For this week’s Charitable Choices feature, we spoke with Tasha Bukovnik, president of Vancouver Orphan Kitten Rescue Association (VOKRA). This non-profit organization is committed to the rescue and placement of kittens to ultimately find their happy, forever home.
Describe your charity/non-profit in a few sentences.
At VOKRA we rescue, heal, then place cats – first in our network of foster homes, then in carefully matched, loving, forever homes. We are a passionate, volunteer-driven charity with extensive cat care experience. We believe that no-kill is the only responsible approach to rescue, that Trap-Neuter-Return works and that cats are AWESOME!
What problem does it aim to solve?
VOKRA’s mission is to end cat overpopulation and homelessness.
We formed our rescue in 2000, with the plan of caring for very young, mainly bottle-feeding kittens. This age rarely survived if found without a mother cat as very few people know how or are able to provide the round-the-clock feeding and necessary care. We soon found that older kittens, under the age at which they could safely be vaccinated, also would do much better in a foster home. We then started rescuing mother cats, both tame and feral, and today we rescue both kittens and adults. Each year we rescue more than 1,400 homeless or abandoned cats and kittens from the Lower Mainland.

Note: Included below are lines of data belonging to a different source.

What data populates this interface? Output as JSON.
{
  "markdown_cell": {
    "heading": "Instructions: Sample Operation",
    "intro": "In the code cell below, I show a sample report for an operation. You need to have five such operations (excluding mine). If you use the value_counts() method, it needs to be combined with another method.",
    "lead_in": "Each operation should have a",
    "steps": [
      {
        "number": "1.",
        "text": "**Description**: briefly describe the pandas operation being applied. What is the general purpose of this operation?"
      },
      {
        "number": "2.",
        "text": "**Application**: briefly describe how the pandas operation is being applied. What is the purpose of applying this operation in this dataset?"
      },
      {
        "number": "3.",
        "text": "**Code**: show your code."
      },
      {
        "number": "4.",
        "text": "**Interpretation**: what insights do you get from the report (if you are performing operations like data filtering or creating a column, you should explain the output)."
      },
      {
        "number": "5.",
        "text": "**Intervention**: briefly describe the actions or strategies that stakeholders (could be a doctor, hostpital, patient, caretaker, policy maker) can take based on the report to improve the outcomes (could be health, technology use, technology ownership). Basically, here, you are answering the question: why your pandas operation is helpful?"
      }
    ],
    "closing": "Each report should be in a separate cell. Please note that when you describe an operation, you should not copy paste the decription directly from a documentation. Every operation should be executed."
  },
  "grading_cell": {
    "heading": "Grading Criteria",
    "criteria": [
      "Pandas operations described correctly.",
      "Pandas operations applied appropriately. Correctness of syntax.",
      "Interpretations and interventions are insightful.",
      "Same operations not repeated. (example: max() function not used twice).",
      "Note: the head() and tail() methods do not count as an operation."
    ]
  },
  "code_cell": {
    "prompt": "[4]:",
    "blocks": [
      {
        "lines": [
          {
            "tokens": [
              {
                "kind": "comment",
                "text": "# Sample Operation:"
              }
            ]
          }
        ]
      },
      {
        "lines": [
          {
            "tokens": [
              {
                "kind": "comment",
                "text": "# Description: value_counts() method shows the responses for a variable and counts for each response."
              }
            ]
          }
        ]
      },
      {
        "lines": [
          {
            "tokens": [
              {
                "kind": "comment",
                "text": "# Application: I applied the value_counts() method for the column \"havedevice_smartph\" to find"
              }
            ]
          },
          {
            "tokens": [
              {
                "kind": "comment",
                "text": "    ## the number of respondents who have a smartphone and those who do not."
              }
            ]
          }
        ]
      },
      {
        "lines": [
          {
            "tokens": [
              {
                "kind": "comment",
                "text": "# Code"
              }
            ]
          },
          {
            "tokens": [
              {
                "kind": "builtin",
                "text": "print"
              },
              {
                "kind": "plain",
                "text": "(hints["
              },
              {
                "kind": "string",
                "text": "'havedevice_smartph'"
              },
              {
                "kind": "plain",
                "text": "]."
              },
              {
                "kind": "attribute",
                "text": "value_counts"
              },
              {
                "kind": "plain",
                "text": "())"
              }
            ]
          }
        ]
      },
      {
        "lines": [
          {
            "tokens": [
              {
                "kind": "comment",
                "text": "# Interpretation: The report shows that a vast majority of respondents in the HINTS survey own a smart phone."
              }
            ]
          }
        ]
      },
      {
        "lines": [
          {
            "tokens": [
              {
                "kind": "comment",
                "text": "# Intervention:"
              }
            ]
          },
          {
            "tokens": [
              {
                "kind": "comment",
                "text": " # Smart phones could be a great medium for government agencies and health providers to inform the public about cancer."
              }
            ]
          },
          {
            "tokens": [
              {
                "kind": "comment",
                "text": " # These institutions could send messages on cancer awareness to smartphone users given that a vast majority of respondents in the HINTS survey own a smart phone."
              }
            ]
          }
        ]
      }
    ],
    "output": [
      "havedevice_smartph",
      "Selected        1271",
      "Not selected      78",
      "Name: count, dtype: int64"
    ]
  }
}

When did you start/join it?
I joined VOKRA in 2015
What made you want to get involved?
I got involved in VOKRA because I’ve always loved cats and don’t think a home is a home without a cat! I followed VOKRA on social media and one day I saw they were looking for volunteers to join their communications team. As a communications professional I thought I could help so I joined and have been involved ever since.
What was the situation like when you started? How has it changed since?
VOKRA has consistently been rescuing more than 1,400 cats and kittens each year for at least the past 8 years and unfortunately, that hasn’t changed.
What more needs to be done?
In order to help control the cat population, people need access to low-cost spay and neuter services. In the Lower Mainland, we also have a shortage of pet-friendly housing and this results in people abandoning their cats.
How can our readers help?
Please ensure your pet is spayed or neutered!
The best way to help VOKRA is to donate at vokra.ca/donate. We rely entirely on donations, grants and adoption fees to fund our work. Medical bills account from more than 50% of our annual budget so we’re always in need of funds.
Do you have any events coming up?
We have our Walk for the Kitties coming up on May 15th. This is our largest fundraising event of the year and people can learn more at vokra.ca/walk
Where can we follow you?
PAY IT FORWARD: What is an awesome local charity/non-profit that you love?